Sunday, December 9, 2007

Perspective on holidays changes with age


It's a little more than two weeks till Christmas, and we've already finished most of our shopping.

It helps that our kids are grown, and we don't have any grandchildren yet. In fact, the only actual children for whom we shop are my two young nephews.

We're not quite at the gift certificates or checks stage, but instead of getting each of our two kids eight or nine gifts, we're down to two or three for about the same amount of money. Of course, we've acquired a son-in-law and a prospective daughter-in-law as well, which does complicate things a little.

What's great about it though is that most of our Christmas these days is giving, not receiving.

My wife and I have most of what we need; in fact, we got a wonderful Christmas gift already in the form of the great health news I wrote about earlier this week. We'll buy something for each other, but mostly, we spend money on the people we love.

That's so much more fun than waiting and wondering whether we'll get what we want and as often as not being disappointed.

"What, no pony again?"

Yup, definitely better this way.

3 comments:

Anonymous said...

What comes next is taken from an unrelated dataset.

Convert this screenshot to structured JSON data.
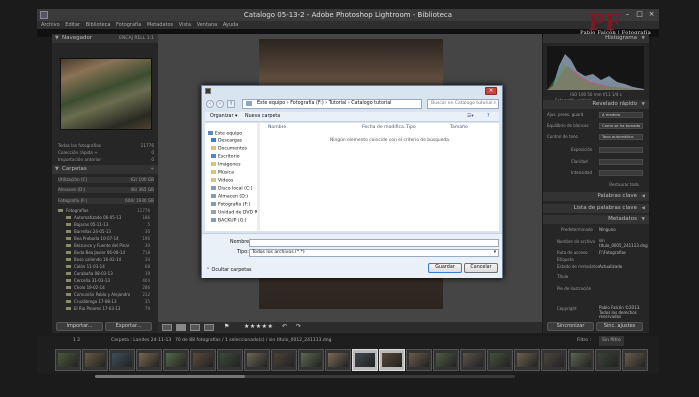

merry christ day !
i live below poverty level, but, i own[all paid for] my little bungalow.
this year, food & heat are my gifts to my son and visiting daughter with hubby.
it is the spirit !


happy holidays, to all.

nan.

Sean Kennedy said...

We've told the kids, and the in-laws, that the Wounded Warriors will get the cash equivalent of what we spend on them normally. We don't need ANYTHING. At this stage of our lives, if we've lived without it this long, we probably don't NEED it. It's far better to give, to be sure, and it's time to focus more attention on those folks who really NEED it.

Gail Schultz MacLeod said...

Decades ago we got rid of the Christmas Tree, something about having a tree created a compulsion to buy stuff to put under it. Instead we go away for a week or so at Christmas -- that is the gift.

Our rule now is to only give friends consumable gifts or totally joke gifts. No more "stuff".

House rule: something comes into the house, something goes out. We don't want an attic or basement full -- which is as it was after living 26 years in the same house in San Diego.

As people age I think they either become acquirers or simplifiers. The former tend to have piles of papers and things all over their house. The latter tend to have fewer things.

Are we the transition generation between our frugal, practical WWII era parents and the totally consumed consumer? Why do people believe having more is better? Didn't they hear, they can't take it with them?

Gail